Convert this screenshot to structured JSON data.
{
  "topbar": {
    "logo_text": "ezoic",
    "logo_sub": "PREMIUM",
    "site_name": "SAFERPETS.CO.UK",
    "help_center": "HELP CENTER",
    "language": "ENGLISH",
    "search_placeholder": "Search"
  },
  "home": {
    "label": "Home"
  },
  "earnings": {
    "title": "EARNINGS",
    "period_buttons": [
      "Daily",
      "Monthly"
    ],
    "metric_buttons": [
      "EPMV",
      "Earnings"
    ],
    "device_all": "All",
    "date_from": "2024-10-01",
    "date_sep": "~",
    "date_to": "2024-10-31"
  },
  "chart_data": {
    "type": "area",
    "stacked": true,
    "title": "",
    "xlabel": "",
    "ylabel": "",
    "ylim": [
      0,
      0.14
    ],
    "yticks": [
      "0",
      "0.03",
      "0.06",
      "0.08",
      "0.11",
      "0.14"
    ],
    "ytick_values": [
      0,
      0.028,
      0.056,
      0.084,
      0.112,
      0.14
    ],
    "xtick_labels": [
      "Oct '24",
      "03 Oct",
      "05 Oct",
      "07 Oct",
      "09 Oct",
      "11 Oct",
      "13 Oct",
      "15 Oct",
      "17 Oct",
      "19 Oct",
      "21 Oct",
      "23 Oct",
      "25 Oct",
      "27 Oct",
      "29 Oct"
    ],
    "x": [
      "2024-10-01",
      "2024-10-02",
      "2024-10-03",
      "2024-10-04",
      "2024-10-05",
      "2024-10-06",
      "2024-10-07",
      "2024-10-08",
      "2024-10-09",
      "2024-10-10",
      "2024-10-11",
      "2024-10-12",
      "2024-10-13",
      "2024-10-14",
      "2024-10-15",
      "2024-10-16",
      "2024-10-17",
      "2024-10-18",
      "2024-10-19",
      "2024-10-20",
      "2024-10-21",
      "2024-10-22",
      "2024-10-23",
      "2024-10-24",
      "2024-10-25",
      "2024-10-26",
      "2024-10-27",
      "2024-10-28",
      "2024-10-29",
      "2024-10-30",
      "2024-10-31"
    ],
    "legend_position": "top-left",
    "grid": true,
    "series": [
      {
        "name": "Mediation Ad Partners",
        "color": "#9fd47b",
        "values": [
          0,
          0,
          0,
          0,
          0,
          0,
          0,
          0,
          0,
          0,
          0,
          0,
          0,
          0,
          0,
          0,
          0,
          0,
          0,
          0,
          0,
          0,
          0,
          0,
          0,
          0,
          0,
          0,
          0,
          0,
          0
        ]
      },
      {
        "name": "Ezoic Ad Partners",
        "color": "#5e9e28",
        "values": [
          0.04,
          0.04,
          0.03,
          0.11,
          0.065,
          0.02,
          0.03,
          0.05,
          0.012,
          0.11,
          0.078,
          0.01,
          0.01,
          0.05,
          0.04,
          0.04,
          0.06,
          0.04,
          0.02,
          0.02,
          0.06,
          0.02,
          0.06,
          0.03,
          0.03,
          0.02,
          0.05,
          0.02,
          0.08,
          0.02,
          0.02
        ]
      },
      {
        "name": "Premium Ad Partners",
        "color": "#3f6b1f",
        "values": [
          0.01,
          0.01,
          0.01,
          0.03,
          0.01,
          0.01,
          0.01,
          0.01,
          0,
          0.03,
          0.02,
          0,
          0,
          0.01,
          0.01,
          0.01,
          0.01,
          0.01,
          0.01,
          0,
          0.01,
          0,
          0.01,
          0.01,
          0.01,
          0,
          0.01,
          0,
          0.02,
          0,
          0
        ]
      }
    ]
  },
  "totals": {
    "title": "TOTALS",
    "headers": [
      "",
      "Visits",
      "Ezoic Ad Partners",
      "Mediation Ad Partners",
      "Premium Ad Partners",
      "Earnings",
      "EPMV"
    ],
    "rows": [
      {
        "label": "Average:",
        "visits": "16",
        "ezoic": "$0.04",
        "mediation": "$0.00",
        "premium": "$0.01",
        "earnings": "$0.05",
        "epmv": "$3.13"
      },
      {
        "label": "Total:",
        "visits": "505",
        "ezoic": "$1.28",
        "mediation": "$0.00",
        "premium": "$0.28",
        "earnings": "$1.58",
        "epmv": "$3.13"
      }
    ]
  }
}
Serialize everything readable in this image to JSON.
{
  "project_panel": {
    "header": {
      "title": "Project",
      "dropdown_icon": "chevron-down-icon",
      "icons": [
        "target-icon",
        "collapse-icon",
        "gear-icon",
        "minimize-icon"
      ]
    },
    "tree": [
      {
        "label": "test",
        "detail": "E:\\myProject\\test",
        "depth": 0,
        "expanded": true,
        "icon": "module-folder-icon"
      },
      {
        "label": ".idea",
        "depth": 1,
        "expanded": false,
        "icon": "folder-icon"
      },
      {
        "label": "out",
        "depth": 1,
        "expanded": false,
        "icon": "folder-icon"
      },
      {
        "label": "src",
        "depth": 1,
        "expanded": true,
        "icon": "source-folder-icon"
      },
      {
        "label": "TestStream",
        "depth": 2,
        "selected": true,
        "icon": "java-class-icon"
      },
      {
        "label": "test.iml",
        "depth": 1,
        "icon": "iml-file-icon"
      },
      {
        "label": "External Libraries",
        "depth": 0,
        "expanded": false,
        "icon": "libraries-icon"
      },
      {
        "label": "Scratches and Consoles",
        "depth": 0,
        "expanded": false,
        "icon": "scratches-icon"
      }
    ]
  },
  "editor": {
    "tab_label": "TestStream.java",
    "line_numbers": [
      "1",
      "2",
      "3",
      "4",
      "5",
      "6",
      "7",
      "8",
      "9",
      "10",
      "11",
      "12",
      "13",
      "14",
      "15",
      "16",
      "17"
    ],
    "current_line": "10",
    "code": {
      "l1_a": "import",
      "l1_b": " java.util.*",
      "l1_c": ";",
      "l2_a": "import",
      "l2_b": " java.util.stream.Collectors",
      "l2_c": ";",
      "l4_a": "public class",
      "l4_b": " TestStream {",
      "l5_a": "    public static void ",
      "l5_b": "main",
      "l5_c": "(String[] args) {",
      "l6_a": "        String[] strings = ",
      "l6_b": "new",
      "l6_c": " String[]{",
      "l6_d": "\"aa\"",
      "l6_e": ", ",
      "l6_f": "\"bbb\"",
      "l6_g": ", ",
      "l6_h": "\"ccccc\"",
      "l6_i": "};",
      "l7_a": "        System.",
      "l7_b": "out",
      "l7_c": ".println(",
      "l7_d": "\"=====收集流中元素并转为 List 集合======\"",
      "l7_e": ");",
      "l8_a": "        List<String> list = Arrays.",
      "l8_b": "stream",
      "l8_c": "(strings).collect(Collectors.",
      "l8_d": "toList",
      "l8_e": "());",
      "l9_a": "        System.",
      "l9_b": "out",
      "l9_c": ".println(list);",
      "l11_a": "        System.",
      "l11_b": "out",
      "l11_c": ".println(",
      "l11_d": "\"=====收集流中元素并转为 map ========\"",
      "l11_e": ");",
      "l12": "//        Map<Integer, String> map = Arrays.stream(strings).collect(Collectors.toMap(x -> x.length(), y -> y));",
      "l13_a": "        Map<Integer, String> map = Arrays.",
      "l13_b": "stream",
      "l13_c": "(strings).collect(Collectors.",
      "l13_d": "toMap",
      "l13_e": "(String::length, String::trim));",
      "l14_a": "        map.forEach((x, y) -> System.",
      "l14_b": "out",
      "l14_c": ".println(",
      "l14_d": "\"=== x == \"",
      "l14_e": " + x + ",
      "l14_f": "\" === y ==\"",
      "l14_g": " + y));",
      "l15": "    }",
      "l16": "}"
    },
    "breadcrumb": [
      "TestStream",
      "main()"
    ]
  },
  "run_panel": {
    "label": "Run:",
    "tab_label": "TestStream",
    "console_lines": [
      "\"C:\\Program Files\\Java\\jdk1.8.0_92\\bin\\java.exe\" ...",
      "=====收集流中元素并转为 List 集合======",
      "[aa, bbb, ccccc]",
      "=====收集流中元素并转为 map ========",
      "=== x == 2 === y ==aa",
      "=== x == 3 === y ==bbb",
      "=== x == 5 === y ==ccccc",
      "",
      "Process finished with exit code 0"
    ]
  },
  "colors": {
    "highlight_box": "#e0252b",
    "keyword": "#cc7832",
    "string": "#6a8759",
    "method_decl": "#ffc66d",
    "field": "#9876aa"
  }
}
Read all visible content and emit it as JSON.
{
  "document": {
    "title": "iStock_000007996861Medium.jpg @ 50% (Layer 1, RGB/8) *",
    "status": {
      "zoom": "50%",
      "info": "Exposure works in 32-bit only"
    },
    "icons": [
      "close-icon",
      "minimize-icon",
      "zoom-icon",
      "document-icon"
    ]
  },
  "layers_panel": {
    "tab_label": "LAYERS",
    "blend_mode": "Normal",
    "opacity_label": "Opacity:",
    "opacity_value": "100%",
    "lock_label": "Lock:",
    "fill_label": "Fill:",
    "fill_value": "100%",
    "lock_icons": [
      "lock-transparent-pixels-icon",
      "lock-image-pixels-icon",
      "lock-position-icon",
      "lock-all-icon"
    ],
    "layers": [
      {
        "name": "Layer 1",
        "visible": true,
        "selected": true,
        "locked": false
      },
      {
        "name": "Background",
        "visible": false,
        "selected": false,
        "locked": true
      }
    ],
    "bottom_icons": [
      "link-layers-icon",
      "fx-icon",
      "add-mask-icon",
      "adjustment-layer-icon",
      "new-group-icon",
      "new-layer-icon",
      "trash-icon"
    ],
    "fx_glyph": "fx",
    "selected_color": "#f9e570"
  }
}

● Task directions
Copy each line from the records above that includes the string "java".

● Task solution
        "icon": "java-class-icon"
    "tab_label": "TestStream.java",
      "l1_b": " java.util.*",
      "l2_b": " java.util.stream.Collectors",
      "\"C:\\Program Files\\Java\\jdk1.8.0_92\\bin\\java.exe\" ...",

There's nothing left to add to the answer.